Exercise brief
I would like every line of the records below that contains the word "mejor" copied.

(Data about app and page elements)
- - - -
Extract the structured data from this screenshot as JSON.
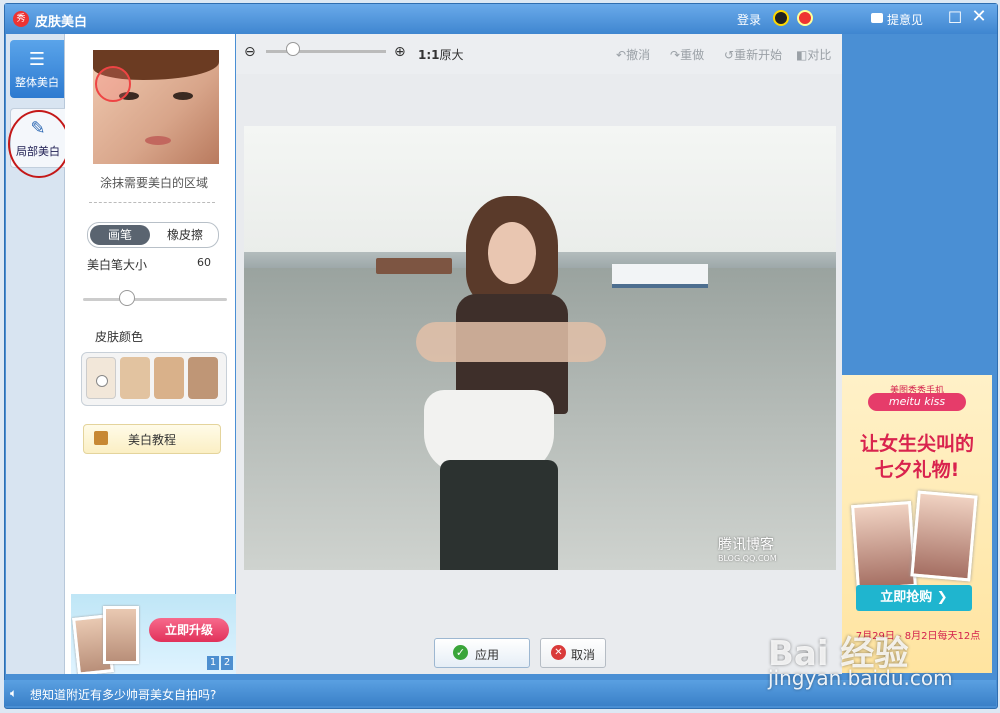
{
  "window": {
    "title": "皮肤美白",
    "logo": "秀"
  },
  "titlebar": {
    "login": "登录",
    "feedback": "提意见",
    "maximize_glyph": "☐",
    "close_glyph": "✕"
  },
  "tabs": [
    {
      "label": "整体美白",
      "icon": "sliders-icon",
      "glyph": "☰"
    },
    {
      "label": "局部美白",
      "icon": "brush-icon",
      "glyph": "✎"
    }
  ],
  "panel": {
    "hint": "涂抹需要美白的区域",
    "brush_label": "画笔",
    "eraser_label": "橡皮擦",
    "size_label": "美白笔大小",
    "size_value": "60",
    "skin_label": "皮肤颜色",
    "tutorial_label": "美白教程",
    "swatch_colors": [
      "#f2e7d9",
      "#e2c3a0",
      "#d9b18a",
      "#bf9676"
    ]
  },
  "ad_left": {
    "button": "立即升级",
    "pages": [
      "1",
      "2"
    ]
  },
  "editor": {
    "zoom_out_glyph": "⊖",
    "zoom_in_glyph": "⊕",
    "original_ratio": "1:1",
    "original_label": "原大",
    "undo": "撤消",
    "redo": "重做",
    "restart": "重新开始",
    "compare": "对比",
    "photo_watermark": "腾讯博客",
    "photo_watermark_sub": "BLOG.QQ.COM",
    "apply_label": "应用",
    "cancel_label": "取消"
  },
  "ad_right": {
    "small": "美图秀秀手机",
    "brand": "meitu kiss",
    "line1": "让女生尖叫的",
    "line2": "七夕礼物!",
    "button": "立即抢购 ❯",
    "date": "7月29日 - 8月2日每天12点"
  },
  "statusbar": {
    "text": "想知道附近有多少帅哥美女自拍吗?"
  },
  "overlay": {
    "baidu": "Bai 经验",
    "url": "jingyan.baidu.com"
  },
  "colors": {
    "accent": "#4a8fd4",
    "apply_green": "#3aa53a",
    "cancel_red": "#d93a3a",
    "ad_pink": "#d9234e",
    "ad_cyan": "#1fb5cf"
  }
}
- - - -
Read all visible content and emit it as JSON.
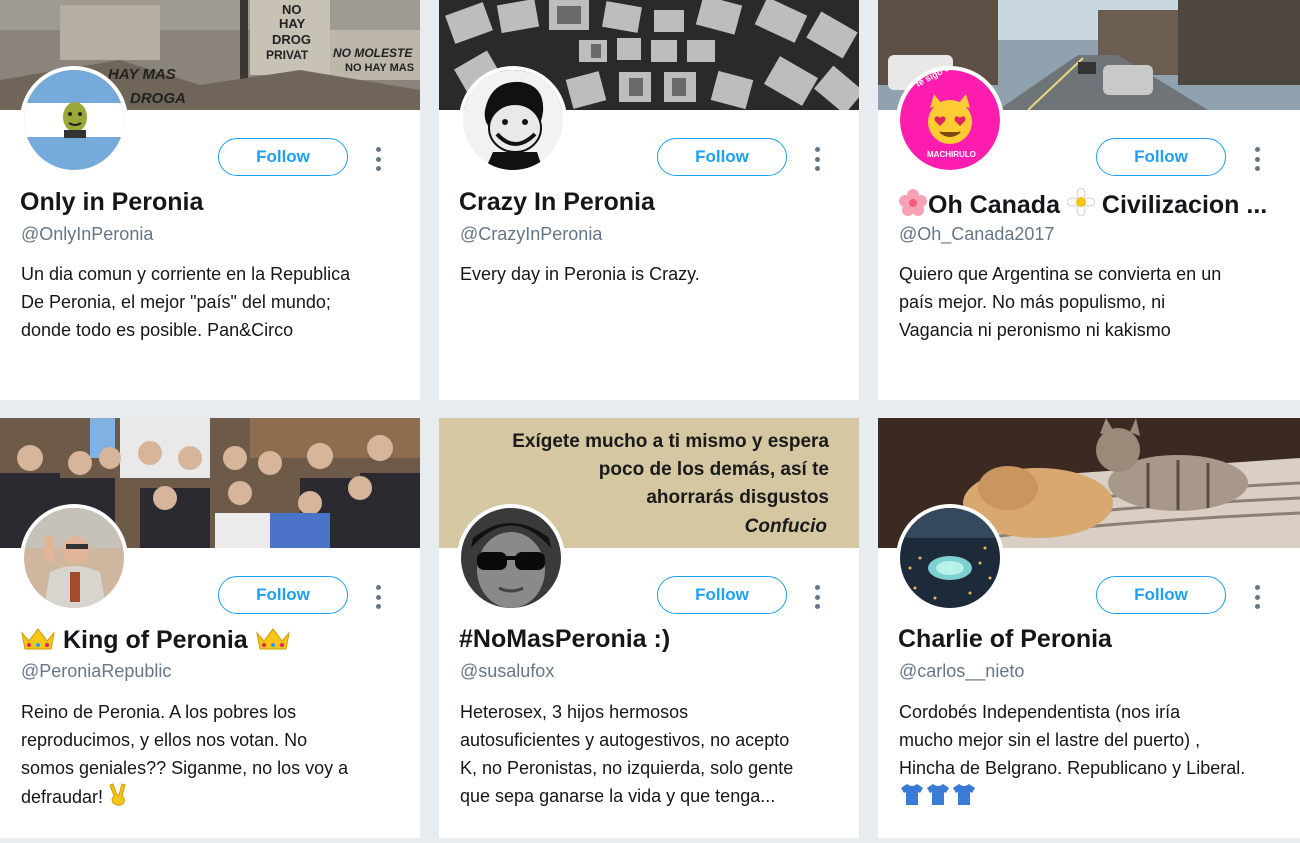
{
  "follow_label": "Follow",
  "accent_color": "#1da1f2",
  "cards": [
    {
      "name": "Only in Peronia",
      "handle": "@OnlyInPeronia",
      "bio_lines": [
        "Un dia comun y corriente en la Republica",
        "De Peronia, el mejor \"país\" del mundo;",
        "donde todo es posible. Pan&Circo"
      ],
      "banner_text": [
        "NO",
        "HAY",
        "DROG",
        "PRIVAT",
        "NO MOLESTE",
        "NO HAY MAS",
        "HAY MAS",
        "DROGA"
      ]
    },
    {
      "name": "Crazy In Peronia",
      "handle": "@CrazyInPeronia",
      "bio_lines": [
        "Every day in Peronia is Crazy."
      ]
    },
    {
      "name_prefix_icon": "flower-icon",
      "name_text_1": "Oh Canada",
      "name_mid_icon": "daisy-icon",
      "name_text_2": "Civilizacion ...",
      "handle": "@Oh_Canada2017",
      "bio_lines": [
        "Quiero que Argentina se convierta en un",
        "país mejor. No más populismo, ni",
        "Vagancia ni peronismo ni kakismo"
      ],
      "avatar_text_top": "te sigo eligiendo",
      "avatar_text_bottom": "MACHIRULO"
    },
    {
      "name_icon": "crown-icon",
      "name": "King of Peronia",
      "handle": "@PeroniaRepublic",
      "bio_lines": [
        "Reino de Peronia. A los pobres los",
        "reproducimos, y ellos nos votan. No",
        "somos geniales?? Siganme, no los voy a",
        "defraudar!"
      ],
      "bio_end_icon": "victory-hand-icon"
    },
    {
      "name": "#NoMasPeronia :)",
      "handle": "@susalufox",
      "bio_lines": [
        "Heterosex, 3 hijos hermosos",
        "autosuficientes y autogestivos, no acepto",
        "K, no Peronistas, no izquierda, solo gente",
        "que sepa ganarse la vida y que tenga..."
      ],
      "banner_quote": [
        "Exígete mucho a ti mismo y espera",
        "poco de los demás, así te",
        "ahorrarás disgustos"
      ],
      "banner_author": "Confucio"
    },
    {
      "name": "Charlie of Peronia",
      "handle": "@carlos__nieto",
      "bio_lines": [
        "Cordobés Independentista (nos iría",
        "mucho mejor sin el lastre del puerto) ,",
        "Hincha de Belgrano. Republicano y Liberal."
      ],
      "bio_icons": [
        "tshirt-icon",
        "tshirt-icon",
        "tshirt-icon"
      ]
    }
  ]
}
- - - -
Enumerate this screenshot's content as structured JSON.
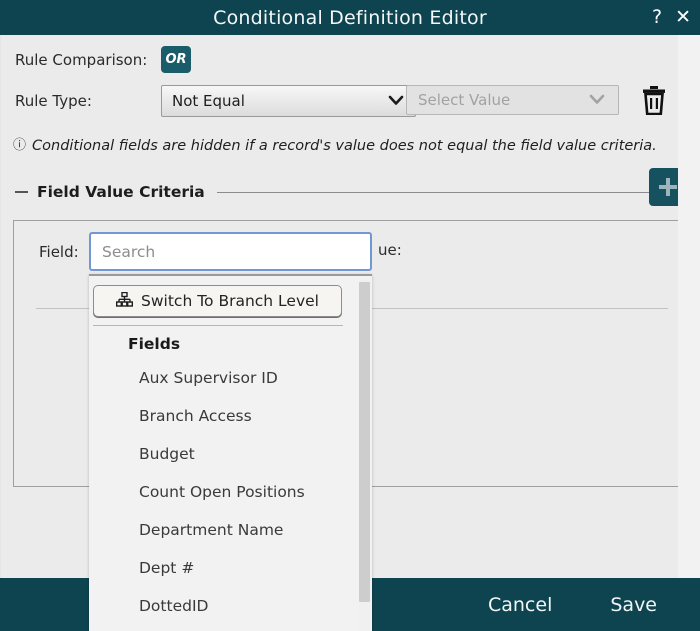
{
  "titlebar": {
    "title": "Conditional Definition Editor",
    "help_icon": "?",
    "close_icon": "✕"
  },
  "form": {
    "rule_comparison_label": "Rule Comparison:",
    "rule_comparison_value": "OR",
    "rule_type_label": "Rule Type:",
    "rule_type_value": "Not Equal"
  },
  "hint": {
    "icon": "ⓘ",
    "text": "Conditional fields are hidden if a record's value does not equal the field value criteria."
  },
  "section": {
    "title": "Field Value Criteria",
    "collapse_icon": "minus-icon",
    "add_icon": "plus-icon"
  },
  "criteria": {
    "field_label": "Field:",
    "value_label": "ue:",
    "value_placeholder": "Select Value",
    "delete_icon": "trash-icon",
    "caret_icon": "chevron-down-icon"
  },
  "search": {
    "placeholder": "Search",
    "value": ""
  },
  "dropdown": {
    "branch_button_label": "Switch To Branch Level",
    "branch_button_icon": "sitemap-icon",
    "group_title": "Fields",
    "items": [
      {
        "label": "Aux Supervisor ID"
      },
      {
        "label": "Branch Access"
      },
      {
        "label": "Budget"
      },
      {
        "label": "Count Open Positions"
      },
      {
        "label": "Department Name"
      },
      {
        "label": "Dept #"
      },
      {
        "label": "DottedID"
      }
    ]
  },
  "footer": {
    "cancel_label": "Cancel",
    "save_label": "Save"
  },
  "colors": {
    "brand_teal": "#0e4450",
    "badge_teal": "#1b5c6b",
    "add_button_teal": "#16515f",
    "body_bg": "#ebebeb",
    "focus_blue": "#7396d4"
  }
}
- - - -
Answer for this exercise
        "De Peronia, el mejor \"país\" del mundo;",
        "país mejor. No más populismo, ni",
        "mucho mejor sin el lastre del puerto) ,",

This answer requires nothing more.